Paper No. 27-5
Presentation Time: 8:30 AM-5:00 PM
SAND PETROLOGY AS A PROXY FOR EXTREME WAVE EVENTS, A CASE STUDY FROM ANEGADA, BRITISH VIRGIN ISLANDS
Sand petrology has been used in many studies in different geographic settings throughout the world as a signature for tsunami deposits. Its reliability as a definitive proxy for extreme waves however, remains controversial. In Anegada, British Virgin Islands (BVI) the presence of predominantly elongated sand grains in combination with the foraminifera Homotrema Rubrumwere found in a number of locations far inland. The presence of these grain rods might not be an exact indicator for tsunamis activity, however, two different tsunami inundation models for Anegada show waves extending as far inland as the south shore of the Island. The two different models suggest that both grain types could have been transported inland by extreme waves. The origin of both grain types will be discussed thoroughly as well as a visual reference of two possible scenarios on how these two different types of grains could have been deposited far inland from their offshore origin
- Outer Rise M 8.2 Tsunami
- Subduction Thrust M 8.45 Tsunami

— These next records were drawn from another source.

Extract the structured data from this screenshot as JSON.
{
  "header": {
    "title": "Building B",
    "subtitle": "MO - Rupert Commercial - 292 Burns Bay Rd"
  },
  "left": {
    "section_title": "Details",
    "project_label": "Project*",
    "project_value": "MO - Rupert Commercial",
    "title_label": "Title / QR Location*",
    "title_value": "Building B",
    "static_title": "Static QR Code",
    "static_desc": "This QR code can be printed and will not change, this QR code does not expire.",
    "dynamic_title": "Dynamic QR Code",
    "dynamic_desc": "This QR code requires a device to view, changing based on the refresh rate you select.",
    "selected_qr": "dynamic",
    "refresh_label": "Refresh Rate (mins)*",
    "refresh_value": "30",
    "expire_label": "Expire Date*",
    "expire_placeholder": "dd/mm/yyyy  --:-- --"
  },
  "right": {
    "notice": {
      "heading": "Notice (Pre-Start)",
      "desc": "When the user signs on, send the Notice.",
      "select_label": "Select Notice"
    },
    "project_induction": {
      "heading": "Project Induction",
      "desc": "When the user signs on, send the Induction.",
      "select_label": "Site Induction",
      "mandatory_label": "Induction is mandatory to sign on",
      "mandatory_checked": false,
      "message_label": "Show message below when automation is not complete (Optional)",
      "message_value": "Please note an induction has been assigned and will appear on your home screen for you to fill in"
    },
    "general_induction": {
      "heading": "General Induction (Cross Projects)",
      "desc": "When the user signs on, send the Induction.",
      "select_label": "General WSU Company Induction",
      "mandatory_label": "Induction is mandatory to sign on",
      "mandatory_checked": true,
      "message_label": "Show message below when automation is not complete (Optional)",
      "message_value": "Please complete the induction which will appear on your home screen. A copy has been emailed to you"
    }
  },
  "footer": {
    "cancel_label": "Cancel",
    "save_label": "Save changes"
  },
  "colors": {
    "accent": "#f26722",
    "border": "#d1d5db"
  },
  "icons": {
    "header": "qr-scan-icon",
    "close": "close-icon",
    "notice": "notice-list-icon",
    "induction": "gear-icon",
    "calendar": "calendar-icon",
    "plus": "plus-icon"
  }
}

This abstract was adapted, from a journal manuscript by B.F. Atwater, U.S. ten Brink, A.L. Cescon, N. Feuillet, Z. Fuentes, R.B., Halley, C. Nunez, E.G. Reinhardt, J.H. Roger, Y. Sawai, M. Spiske, M.P., Tuttle, Y. Wei, and J. Weil Accardo.